Early exits are becoming a habit for Rory McIlroy, especially in his home country, where the 26-year-old Northern Ireland native failed to make the Irish Open cut for the third straight year, shooting an even-par 71 that failed to make up for an 80 in the opening round.
It is the second straight week the world's top-ranked golfer failed to make the weekend, having exited early at the PGA Championship at Wentworth.
This one, he said, hurt more because it's personal. “Obviously I'm playing at home in front of a lot of friends and family. To not play the way I wanted is very disappointing. But I'm sort of getting used to it,” said a downcast McIlroy, whose Rory Foundation charity hosted the Irish Open for the first time.
England's Tyrrell Hatton showed the field at Royal County Down in Newcastle that the seaside links course, bedeviled with unseasonably frigid gales and pelting showers, could be tamed.
The 23-year-old Hatton, ranked 142nd in the world, set a new course record of 66 to join a five-way tie for the lead at three-under 139. His score tied a mark from 1939, but club and European Tour officials said it was considered a new record because the course has greatly changed over the past 76 years.
Only 15 of the 156-player field managed to beat par Friday as the changing weather drove the cutoff score to five over.
Ireland's Shane Lowry summed up the sense of frustration when he smashed his putter against his bag and broke it after missing a short putt for par on his third hole. Lowry actually played better when forced to putt with his wedge, managing three birdies and making the cut with a 74.
Morgan Pressel closed with a birdie and an eagle for a five-under 66 and a one-stroke lead Friday after the first round of the ShopRite LPGA Classic in Galloway Township, N.J.
The 27-year-old Pressel, seeking her first LPGA Tour win since 2008, held the advantage over Anna Nordqvist of Sweden, Alena Sharp of Canada, rookie Min Lee of Taiwan and American Ryann O'Toole on the Bay Course at Stockton Seaview, where the weather was near-perfect.
Brooke Henderson, the 17-year-old Canadian playing on a sponsor exemption, was among nine players at 68. The group included Women's British Open champion Mo Martin, Catriona Matthew and Gerina Piller.
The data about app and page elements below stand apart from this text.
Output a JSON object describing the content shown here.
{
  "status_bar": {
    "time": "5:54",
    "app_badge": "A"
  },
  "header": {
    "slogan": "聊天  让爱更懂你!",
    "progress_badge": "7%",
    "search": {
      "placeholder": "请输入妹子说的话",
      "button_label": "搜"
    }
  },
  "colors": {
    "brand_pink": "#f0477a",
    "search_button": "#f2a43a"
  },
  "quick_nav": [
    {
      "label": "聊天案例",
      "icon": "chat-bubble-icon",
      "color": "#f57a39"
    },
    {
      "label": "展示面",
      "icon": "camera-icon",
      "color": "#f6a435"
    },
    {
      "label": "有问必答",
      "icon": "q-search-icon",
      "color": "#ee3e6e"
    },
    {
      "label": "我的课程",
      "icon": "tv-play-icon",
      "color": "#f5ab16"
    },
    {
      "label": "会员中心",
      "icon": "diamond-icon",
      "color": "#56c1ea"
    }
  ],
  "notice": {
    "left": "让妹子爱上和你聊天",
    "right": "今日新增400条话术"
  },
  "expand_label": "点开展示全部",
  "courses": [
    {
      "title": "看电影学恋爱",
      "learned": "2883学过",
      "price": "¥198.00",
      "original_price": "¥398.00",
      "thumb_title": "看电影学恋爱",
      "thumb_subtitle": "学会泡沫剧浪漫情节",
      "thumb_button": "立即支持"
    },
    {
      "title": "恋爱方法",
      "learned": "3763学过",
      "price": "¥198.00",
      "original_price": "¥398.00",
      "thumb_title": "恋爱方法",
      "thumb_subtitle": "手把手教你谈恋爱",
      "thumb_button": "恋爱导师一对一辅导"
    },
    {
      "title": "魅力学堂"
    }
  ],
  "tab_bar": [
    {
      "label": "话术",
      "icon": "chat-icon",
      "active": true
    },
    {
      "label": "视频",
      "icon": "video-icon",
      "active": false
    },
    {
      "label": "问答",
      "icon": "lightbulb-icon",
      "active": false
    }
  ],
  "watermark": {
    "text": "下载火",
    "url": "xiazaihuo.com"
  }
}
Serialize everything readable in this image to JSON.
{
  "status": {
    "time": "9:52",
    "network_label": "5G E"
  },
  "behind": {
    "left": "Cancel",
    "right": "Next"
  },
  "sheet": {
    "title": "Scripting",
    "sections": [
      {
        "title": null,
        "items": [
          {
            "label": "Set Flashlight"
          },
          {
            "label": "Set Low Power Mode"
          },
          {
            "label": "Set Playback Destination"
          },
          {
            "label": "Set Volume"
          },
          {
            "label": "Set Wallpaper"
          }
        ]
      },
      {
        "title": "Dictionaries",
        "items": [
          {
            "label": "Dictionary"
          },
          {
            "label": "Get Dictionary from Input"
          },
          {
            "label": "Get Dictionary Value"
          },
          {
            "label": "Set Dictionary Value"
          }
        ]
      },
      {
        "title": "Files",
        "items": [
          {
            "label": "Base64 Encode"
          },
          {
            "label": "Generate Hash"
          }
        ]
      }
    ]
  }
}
Pressel, ninth on the money list with more than $443,000, hit a wedge close to set up a birdie on the par-four eighth and hit a 5-hybrid from 225 yards to within three feet for the closing eagle on the par-five ninth.